■ **THE TASK**: Go through the records and show each line where the word "post" occurs.

[Component data from apps and pages]
----
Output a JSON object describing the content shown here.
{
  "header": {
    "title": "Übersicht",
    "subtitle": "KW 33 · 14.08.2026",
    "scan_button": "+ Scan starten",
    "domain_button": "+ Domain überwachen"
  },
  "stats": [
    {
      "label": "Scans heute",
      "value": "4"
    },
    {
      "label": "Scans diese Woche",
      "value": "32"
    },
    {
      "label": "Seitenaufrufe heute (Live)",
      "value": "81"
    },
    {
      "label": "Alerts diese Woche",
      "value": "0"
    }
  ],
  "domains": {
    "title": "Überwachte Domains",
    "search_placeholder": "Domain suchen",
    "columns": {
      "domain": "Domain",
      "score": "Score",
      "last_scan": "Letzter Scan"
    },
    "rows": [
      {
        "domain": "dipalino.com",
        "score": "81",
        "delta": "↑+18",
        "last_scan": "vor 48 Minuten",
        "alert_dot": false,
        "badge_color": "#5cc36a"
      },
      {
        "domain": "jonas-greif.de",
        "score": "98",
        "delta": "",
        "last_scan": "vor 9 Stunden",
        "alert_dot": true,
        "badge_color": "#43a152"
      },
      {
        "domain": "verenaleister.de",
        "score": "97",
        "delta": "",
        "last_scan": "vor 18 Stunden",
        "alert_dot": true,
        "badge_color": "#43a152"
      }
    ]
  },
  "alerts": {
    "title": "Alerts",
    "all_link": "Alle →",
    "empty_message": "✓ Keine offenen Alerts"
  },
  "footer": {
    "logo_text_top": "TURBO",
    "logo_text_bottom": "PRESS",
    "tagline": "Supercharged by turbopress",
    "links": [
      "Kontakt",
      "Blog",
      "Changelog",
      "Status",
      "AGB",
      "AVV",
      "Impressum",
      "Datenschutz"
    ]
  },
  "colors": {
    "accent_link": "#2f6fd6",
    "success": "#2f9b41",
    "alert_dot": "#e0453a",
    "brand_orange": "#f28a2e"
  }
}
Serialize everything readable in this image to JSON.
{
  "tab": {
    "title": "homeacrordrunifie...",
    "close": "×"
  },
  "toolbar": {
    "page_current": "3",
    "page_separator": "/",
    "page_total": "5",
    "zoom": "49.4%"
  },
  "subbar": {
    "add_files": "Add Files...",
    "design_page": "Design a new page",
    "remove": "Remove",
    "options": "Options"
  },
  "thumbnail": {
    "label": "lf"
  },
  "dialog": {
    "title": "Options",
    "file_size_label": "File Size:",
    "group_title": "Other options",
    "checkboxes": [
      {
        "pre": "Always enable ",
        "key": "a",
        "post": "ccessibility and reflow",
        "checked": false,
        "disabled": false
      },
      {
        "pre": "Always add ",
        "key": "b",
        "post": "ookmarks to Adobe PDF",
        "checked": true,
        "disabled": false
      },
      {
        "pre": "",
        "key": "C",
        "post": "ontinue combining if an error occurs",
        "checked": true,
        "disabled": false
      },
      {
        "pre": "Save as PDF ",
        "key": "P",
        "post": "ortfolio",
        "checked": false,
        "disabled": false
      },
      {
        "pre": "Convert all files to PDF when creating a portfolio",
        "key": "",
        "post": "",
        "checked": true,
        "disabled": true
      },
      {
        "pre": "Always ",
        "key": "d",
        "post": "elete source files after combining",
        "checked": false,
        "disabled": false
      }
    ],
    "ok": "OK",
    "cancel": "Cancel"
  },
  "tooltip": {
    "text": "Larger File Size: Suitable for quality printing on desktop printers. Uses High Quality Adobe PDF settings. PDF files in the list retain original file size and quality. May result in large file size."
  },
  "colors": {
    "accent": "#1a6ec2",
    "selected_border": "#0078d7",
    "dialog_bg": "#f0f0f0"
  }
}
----
■ **OUTPUT FOR THIS EXERCISE**:
        "post": "ccessibility and reflow",
        "post": "ookmarks to Adobe PDF",
        "post": "ontinue combining if an error occurs",
        "post": "ortfolio",
        "post": "",
        "post": "elete source files after combining",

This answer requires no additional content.